▶ _GIVEN RECORDS_:
★ ★ ★

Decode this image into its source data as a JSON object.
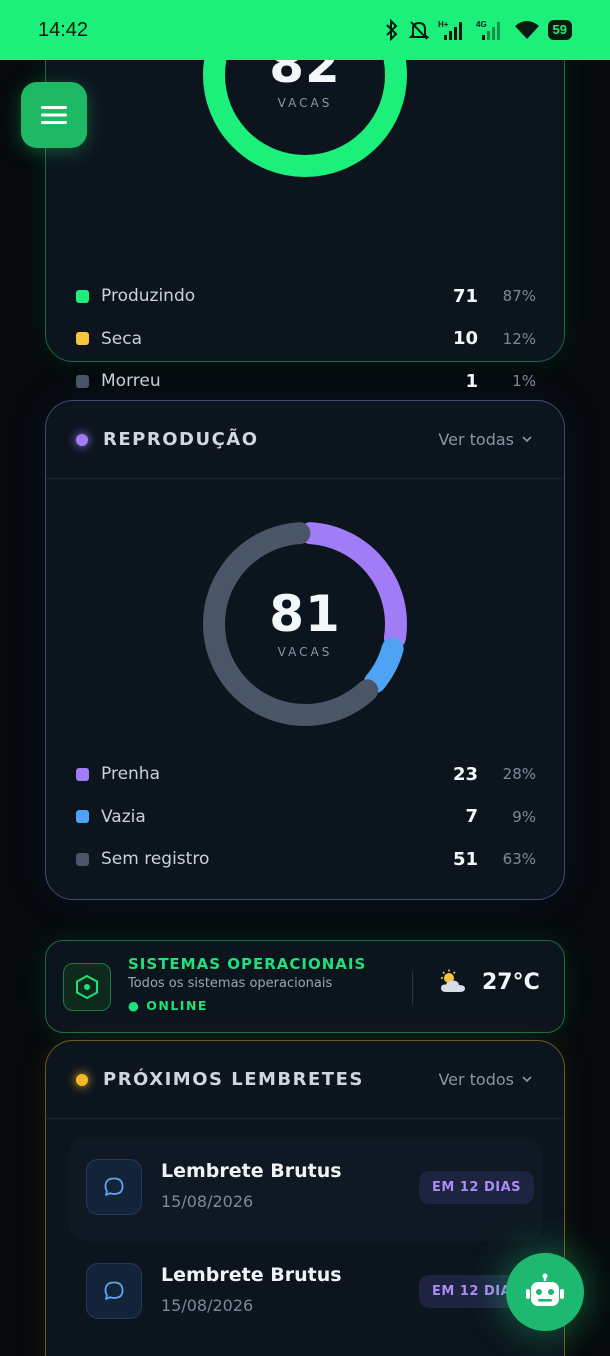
{
  "status_bar": {
    "time": "14:42",
    "network_labels": [
      "H+",
      "4G"
    ],
    "battery": "59"
  },
  "herd": {
    "total": "82",
    "unit": "VACAS",
    "ring_color": "#1df07a",
    "legend": [
      {
        "label": "Produzindo",
        "count": "71",
        "pct": "87%",
        "color": "#1df07a"
      },
      {
        "label": "Seca",
        "count": "10",
        "pct": "12%",
        "color": "#f5c53a"
      },
      {
        "label": "Morreu",
        "count": "1",
        "pct": "1%",
        "color": "#4a5565"
      }
    ]
  },
  "reproduction": {
    "title": "REPRODUÇÃO",
    "link": "Ver todas",
    "dot_color": "#a17cf7",
    "total": "81",
    "unit": "VACAS",
    "legend": [
      {
        "label": "Prenha",
        "count": "23",
        "pct": "28%",
        "color": "#a17cf7"
      },
      {
        "label": "Vazia",
        "count": "7",
        "pct": "9%",
        "color": "#4ea3f5"
      },
      {
        "label": "Sem registro",
        "count": "51",
        "pct": "63%",
        "color": "#4a5565"
      }
    ]
  },
  "system": {
    "title": "SISTEMAS OPERACIONAIS",
    "subtitle": "Todos os sistemas operacionais",
    "status": "● ONLINE",
    "temperature": "27°C",
    "weather_icon": "partly-cloudy-icon"
  },
  "reminders": {
    "title": "PRÓXIMOS LEMBRETES",
    "link": "Ver todos",
    "dot_color": "#f5b82a",
    "items": [
      {
        "title": "Lembrete Brutus",
        "date": "15/08/2026",
        "badge": "EM 12 DIAS"
      },
      {
        "title": "Lembrete Brutus",
        "date": "15/08/2026",
        "badge": "EM 12 DIAS"
      }
    ]
  },
  "buttons": {
    "menu_icon": "hamburger-icon",
    "assistant_icon": "robot-icon"
  }
}
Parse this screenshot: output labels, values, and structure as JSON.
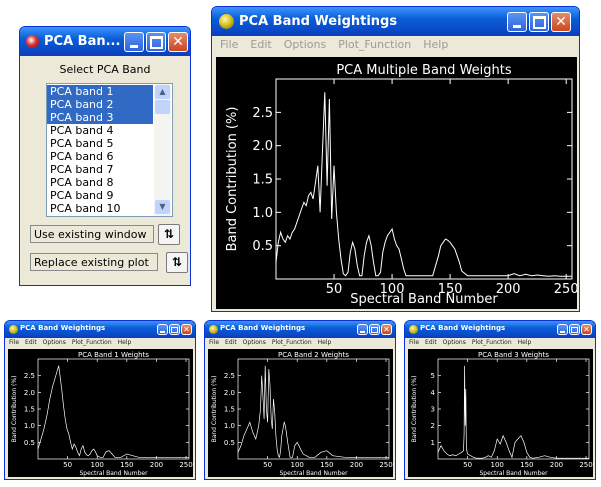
{
  "selector_window": {
    "title": "PCA Ban...",
    "prompt": "Select PCA Band",
    "bands": [
      "PCA band 1",
      "PCA band 2",
      "PCA band 3",
      "PCA band 4",
      "PCA band 5",
      "PCA band 6",
      "PCA band 7",
      "PCA band 8",
      "PCA band 9",
      "PCA band 10"
    ],
    "selected": [
      0,
      1,
      2
    ],
    "window_mode": "Use existing window",
    "plot_mode": "Replace existing plot"
  },
  "main_window": {
    "title": "PCA Band Weightings",
    "menu": [
      "File",
      "Edit",
      "Options",
      "Plot_Function",
      "Help"
    ]
  },
  "small_windows": [
    {
      "title": "PCA Band Weightings",
      "menu": [
        "File",
        "Edit",
        "Options",
        "Plot_Function",
        "Help"
      ]
    },
    {
      "title": "PCA Band Weightings",
      "menu": [
        "File",
        "Edit",
        "Options",
        "Plot_Function",
        "Help"
      ]
    },
    {
      "title": "PCA Band Weightings",
      "menu": [
        "File",
        "Edit",
        "Options",
        "Plot_Function",
        "Help"
      ]
    }
  ],
  "chart_data": [
    {
      "type": "line",
      "title": "PCA Multiple Band Weights",
      "xlabel": "Spectral Band Number",
      "ylabel": "Band Contribution (%)",
      "xlim": [
        0,
        255
      ],
      "ylim": [
        0,
        3.0
      ],
      "xticks": [
        50,
        100,
        150,
        200,
        250
      ],
      "yticks": [
        0.5,
        1.0,
        1.5,
        2.0,
        2.5
      ],
      "ytick_labels": [
        "0.5",
        "1.0",
        "1.5",
        "2.0",
        "2.5"
      ],
      "x": [
        0,
        2,
        4,
        6,
        8,
        10,
        12,
        14,
        16,
        18,
        20,
        22,
        24,
        26,
        28,
        30,
        32,
        34,
        36,
        38,
        40,
        42,
        44,
        46,
        48,
        50,
        52,
        54,
        56,
        58,
        60,
        62,
        64,
        66,
        68,
        70,
        72,
        74,
        76,
        78,
        80,
        82,
        84,
        86,
        88,
        90,
        92,
        94,
        96,
        98,
        100,
        102,
        104,
        106,
        108,
        110,
        112,
        114,
        116,
        118,
        120,
        125,
        130,
        135,
        140,
        142,
        144,
        146,
        148,
        150,
        152,
        154,
        156,
        158,
        160,
        165,
        170,
        180,
        190,
        200,
        205,
        210,
        215,
        220,
        225,
        230,
        235,
        240,
        245,
        250,
        255
      ],
      "y": [
        0.25,
        0.55,
        0.7,
        0.6,
        0.55,
        0.65,
        0.6,
        0.7,
        0.75,
        0.85,
        0.95,
        1.05,
        1.15,
        1.1,
        1.25,
        1.3,
        1.2,
        1.45,
        1.7,
        1.0,
        1.9,
        2.8,
        1.4,
        2.7,
        0.9,
        1.7,
        1.0,
        0.6,
        0.3,
        0.08,
        0.05,
        0.1,
        0.4,
        0.55,
        0.45,
        0.2,
        0.05,
        0.05,
        0.35,
        0.55,
        0.65,
        0.5,
        0.25,
        0.05,
        0.05,
        0.1,
        0.4,
        0.55,
        0.65,
        0.7,
        0.75,
        0.6,
        0.5,
        0.45,
        0.3,
        0.15,
        0.05,
        0.05,
        0.05,
        0.05,
        0.05,
        0.05,
        0.05,
        0.05,
        0.35,
        0.5,
        0.55,
        0.6,
        0.58,
        0.55,
        0.5,
        0.45,
        0.35,
        0.25,
        0.12,
        0.05,
        0.05,
        0.05,
        0.05,
        0.05,
        0.08,
        0.05,
        0.07,
        0.05,
        0.06,
        0.05,
        0.04,
        0.05,
        0.04,
        0.04,
        0.04
      ]
    },
    {
      "type": "line",
      "title": "PCA Band 1 Weights",
      "xlabel": "Spectral Band Number",
      "ylabel": "Band Contribution (%)",
      "xlim": [
        0,
        255
      ],
      "ylim": [
        0,
        3.0
      ],
      "xticks": [
        50,
        100,
        150,
        200,
        250
      ],
      "yticks": [
        0.5,
        1.0,
        1.5,
        2.0,
        2.5
      ],
      "ytick_labels": [
        "0.5",
        "1.0",
        "1.5",
        "2.0",
        "2.5"
      ],
      "x": [
        0,
        5,
        10,
        15,
        20,
        25,
        30,
        35,
        40,
        43,
        46,
        49,
        52,
        55,
        58,
        61,
        64,
        67,
        70,
        73,
        76,
        79,
        82,
        85,
        88,
        91,
        94,
        97,
        100,
        105,
        110,
        115,
        120,
        125,
        130,
        140,
        150,
        160,
        170,
        180,
        200,
        220,
        240,
        255
      ],
      "y": [
        0.3,
        0.6,
        0.9,
        1.3,
        1.8,
        2.2,
        2.5,
        2.8,
        2.1,
        1.6,
        1.2,
        0.9,
        0.75,
        0.5,
        0.3,
        0.45,
        0.35,
        0.2,
        0.1,
        0.3,
        0.4,
        0.2,
        0.12,
        0.1,
        0.15,
        0.25,
        0.3,
        0.22,
        0.1,
        0.05,
        0.05,
        0.22,
        0.25,
        0.15,
        0.05,
        0.05,
        0.15,
        0.1,
        0.05,
        0.05,
        0.04,
        0.04,
        0.04,
        0.04
      ]
    },
    {
      "type": "line",
      "title": "PCA Band 2 Weights",
      "xlabel": "Spectral Band Number",
      "ylabel": "Band Contribution (%)",
      "xlim": [
        0,
        255
      ],
      "ylim": [
        0,
        3.0
      ],
      "xticks": [
        50,
        100,
        150,
        200,
        250
      ],
      "yticks": [
        0.5,
        1.0,
        1.5,
        2.0,
        2.5
      ],
      "ytick_labels": [
        "0.5",
        "1.0",
        "1.5",
        "2.0",
        "2.5"
      ],
      "x": [
        0,
        5,
        10,
        15,
        20,
        25,
        30,
        35,
        38,
        40,
        42,
        44,
        46,
        48,
        50,
        52,
        54,
        56,
        58,
        60,
        62,
        64,
        66,
        68,
        70,
        72,
        74,
        76,
        78,
        80,
        84,
        88,
        92,
        96,
        100,
        110,
        120,
        130,
        140,
        150,
        160,
        180,
        200,
        220,
        240,
        255
      ],
      "y": [
        0.2,
        0.4,
        0.7,
        0.9,
        1.1,
        0.8,
        0.6,
        1.0,
        1.5,
        2.5,
        1.9,
        1.2,
        2.8,
        1.5,
        1.1,
        2.7,
        2.2,
        1.2,
        0.9,
        1.8,
        1.4,
        0.7,
        0.3,
        0.1,
        0.05,
        0.25,
        0.7,
        0.9,
        1.1,
        1.0,
        0.5,
        0.05,
        0.05,
        0.4,
        0.5,
        0.15,
        0.05,
        0.05,
        0.2,
        0.25,
        0.1,
        0.05,
        0.04,
        0.04,
        0.04,
        0.04
      ]
    },
    {
      "type": "line",
      "title": "PCA Band 3 Weights",
      "xlabel": "Spectral Band Number",
      "ylabel": "Band Contribution (%)",
      "xlim": [
        0,
        255
      ],
      "ylim": [
        0,
        6.0
      ],
      "xticks": [
        50,
        100,
        150,
        200,
        250
      ],
      "yticks": [
        1,
        2,
        3,
        4,
        5
      ],
      "ytick_labels": [
        "1",
        "2",
        "3",
        "4",
        "5"
      ],
      "x": [
        0,
        5,
        10,
        15,
        20,
        25,
        30,
        35,
        40,
        43,
        44,
        45,
        46,
        47,
        48,
        50,
        55,
        60,
        65,
        70,
        75,
        80,
        85,
        90,
        95,
        100,
        105,
        110,
        115,
        120,
        125,
        130,
        135,
        140,
        145,
        150,
        155,
        160,
        170,
        180,
        190,
        200,
        220,
        240,
        255
      ],
      "y": [
        0.4,
        0.8,
        0.5,
        0.3,
        0.2,
        0.25,
        0.2,
        0.3,
        0.4,
        0.5,
        1.5,
        5.6,
        2.0,
        4.2,
        0.6,
        0.3,
        0.2,
        0.1,
        0.05,
        0.05,
        0.05,
        0.1,
        0.2,
        0.1,
        0.5,
        1.2,
        0.9,
        1.4,
        1.0,
        0.5,
        0.1,
        1.0,
        1.2,
        1.4,
        1.0,
        0.4,
        0.1,
        0.05,
        0.1,
        0.2,
        0.1,
        0.05,
        0.05,
        0.05,
        0.05
      ]
    }
  ]
}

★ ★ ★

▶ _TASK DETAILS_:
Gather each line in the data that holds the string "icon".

▶ _WRITTEN RESPONSE_:
    "weather_icon": "partly-cloudy-icon"
    "menu_icon": "hamburger-icon",
    "assistant_icon": "robot-icon"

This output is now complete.